### Your instructions
Within this material, how many lines include the word "kind"? Answer with a number and nothing more.

### Records for processing

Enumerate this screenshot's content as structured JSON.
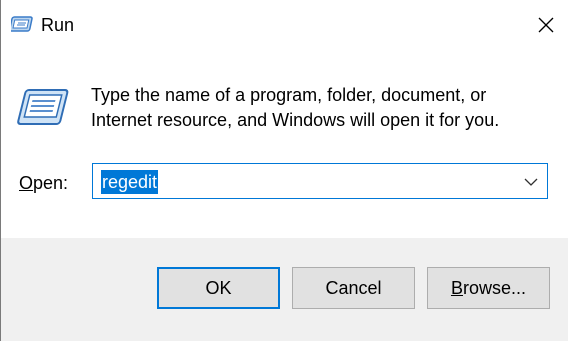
{
  "window": {
    "title": "Run"
  },
  "icons": {
    "title": "run-icon",
    "big": "run-icon",
    "close": "close-icon",
    "dropdown": "chevron-down-icon"
  },
  "description": {
    "line1": "Type the name of a program, folder, document, or",
    "line2": "Internet resource, and Windows will open it for you."
  },
  "open": {
    "label_prefix": "",
    "label_accel": "O",
    "label_rest": "pen:",
    "value": "regedit"
  },
  "buttons": {
    "ok": "OK",
    "cancel": "Cancel",
    "browse_accel": "B",
    "browse_rest": "rowse..."
  },
  "colors": {
    "accent": "#0078d7",
    "footer_bg": "#f0f0f0",
    "button_bg": "#e1e1e1"
  }
}
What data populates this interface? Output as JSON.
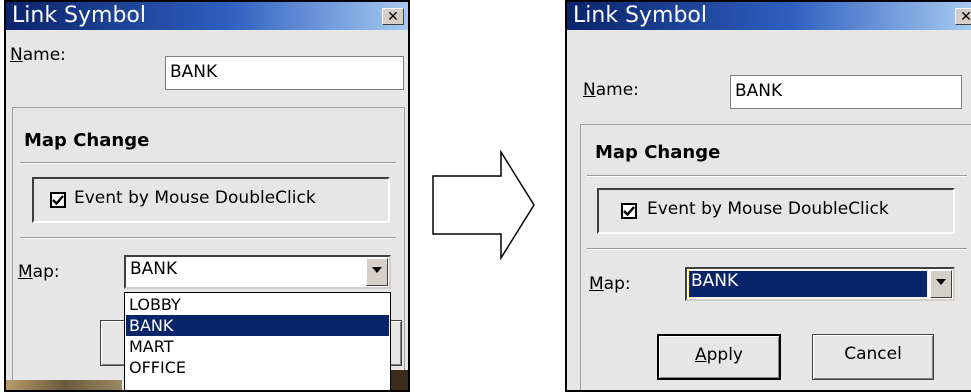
{
  "left_dialog": {
    "title": "Link Symbol",
    "close_glyph": "✕",
    "name_label_mnemonic": "N",
    "name_label_rest": "ame:",
    "name_value": "BANK",
    "group_title": "Map Change",
    "checkbox_label": "Event by Mouse DoubleClick",
    "checkbox_checked": true,
    "map_label_mnemonic": "M",
    "map_label_rest": "ap:",
    "map_value": "BANK",
    "dropdown_open": true,
    "dropdown_options": [
      "LOBBY",
      "BANK",
      "MART",
      "OFFICE"
    ],
    "dropdown_selected": "BANK"
  },
  "right_dialog": {
    "title": "Link Symbol",
    "close_glyph": "✕",
    "name_label_mnemonic": "N",
    "name_label_rest": "ame:",
    "name_value": "BANK",
    "group_title": "Map Change",
    "checkbox_label": "Event by Mouse DoubleClick",
    "checkbox_checked": true,
    "map_label_mnemonic": "M",
    "map_label_rest": "ap:",
    "map_value": "BANK",
    "apply_mnemonic": "A",
    "apply_rest": "pply",
    "cancel_label": "Cancel"
  },
  "transition": {
    "icon": "right-arrow-icon"
  },
  "colors": {
    "title_start": "#0a246a",
    "title_end": "#a6caf0",
    "selection": "#0a246a",
    "dialog_bg": "#e6e6e6"
  }
}
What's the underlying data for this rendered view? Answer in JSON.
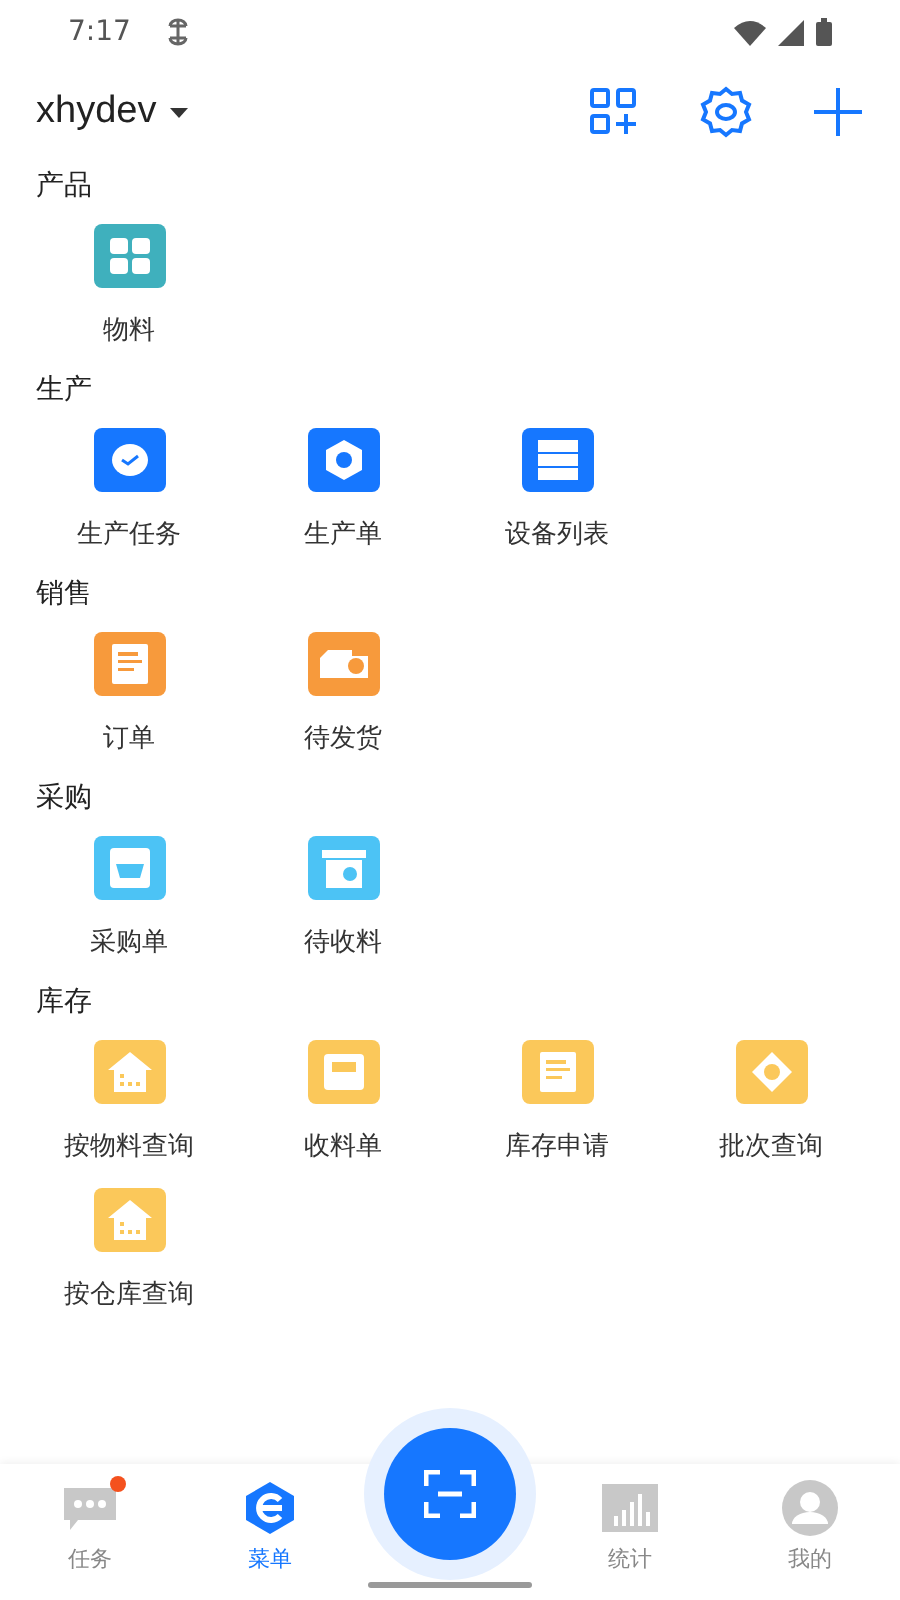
{
  "status_bar": {
    "time": "7:17"
  },
  "header": {
    "account": "xhydev"
  },
  "sections": [
    {
      "title": "产品",
      "color": "#3fb0bd",
      "items": [
        {
          "label": "物料"
        }
      ]
    },
    {
      "title": "生产",
      "color": "#1677ff",
      "items": [
        {
          "label": "生产任务"
        },
        {
          "label": "生产单"
        },
        {
          "label": "设备列表"
        }
      ]
    },
    {
      "title": "销售",
      "color": "#f79a3c",
      "items": [
        {
          "label": "订单"
        },
        {
          "label": "待发货"
        }
      ]
    },
    {
      "title": "采购",
      "color": "#4cc3f5",
      "items": [
        {
          "label": "采购单"
        },
        {
          "label": "待收料"
        }
      ]
    },
    {
      "title": "库存",
      "color": "#fbc85a",
      "items": [
        {
          "label": "按物料查询"
        },
        {
          "label": "收料单"
        },
        {
          "label": "库存申请"
        },
        {
          "label": "批次查询"
        },
        {
          "label": "按仓库查询"
        }
      ]
    }
  ],
  "tabs": [
    {
      "kind": "chat",
      "label": "任务",
      "selected": false,
      "badge": true
    },
    {
      "kind": "menu",
      "label": "菜单",
      "selected": true,
      "badge": false
    },
    {
      "kind": "scan"
    },
    {
      "kind": "stats",
      "label": "统计",
      "selected": false,
      "badge": false
    },
    {
      "kind": "me",
      "label": "我的",
      "selected": false,
      "badge": false
    }
  ]
}
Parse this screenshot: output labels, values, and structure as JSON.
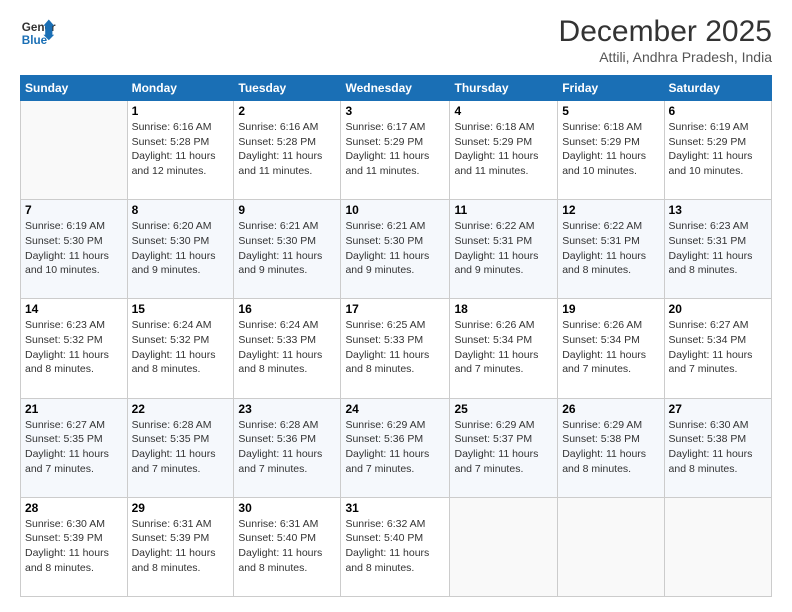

### Output for this task
5